--- Assignment ---
In the entries below, find each line bearing the string "path" and copy it.
------
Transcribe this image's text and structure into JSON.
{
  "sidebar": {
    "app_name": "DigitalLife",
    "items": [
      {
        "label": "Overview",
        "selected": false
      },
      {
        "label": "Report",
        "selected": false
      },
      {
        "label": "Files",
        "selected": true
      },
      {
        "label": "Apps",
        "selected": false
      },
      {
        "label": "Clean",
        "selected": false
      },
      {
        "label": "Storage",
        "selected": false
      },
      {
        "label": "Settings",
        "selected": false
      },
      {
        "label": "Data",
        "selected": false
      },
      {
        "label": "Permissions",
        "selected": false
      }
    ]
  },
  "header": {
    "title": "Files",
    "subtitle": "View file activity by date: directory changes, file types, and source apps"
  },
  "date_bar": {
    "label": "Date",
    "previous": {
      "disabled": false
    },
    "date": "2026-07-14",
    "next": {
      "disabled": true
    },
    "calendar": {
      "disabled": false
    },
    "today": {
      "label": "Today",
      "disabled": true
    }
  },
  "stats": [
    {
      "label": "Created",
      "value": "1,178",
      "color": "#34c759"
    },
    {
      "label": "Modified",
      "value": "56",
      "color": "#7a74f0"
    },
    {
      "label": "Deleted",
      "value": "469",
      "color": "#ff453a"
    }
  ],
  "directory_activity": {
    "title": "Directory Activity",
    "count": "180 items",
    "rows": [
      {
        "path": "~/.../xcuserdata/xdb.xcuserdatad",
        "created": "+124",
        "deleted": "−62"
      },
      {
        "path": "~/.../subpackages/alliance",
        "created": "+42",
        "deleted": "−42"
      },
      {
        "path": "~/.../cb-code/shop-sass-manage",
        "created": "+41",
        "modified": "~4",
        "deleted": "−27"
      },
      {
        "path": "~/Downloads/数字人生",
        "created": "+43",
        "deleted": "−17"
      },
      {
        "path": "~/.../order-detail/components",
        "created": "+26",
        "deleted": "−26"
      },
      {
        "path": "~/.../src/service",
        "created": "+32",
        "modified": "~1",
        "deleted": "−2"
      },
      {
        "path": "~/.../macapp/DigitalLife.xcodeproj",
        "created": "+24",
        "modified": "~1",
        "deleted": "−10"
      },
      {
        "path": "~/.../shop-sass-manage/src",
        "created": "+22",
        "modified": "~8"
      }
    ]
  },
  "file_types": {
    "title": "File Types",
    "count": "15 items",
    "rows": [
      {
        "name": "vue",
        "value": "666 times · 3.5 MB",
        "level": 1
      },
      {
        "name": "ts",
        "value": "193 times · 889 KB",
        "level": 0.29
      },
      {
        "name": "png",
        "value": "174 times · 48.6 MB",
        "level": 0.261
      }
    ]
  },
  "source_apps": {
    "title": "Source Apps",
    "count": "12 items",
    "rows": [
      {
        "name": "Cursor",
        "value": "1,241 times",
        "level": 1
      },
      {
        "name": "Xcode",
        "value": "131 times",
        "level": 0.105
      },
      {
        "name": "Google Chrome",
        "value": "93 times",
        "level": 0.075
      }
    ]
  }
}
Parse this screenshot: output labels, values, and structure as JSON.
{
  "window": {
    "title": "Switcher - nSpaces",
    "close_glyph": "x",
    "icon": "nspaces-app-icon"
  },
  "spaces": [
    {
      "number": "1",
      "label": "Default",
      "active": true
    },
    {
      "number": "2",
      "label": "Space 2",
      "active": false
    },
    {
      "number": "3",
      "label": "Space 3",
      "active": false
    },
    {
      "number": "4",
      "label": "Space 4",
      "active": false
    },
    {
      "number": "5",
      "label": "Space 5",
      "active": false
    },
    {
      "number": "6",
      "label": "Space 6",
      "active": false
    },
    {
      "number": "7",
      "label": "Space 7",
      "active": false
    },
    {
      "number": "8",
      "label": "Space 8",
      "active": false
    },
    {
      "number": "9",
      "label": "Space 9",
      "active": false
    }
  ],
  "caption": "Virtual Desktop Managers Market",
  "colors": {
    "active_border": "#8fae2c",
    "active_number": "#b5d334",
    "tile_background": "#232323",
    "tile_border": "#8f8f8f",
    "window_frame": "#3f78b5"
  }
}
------
--- Task output ---
        "path": "~/.../xcuserdata/xdb.xcuserdatad",
        "path": "~/.../subpackages/alliance",
        "path": "~/.../cb-code/shop-sass-manage",
        "path": "~/Downloads/数字人生",
        "path": "~/.../order-detail/components",
        "path": "~/.../src/service",
        "path": "~/.../macapp/DigitalLife.xcodeproj",
        "path": "~/.../shop-sass-manage/src",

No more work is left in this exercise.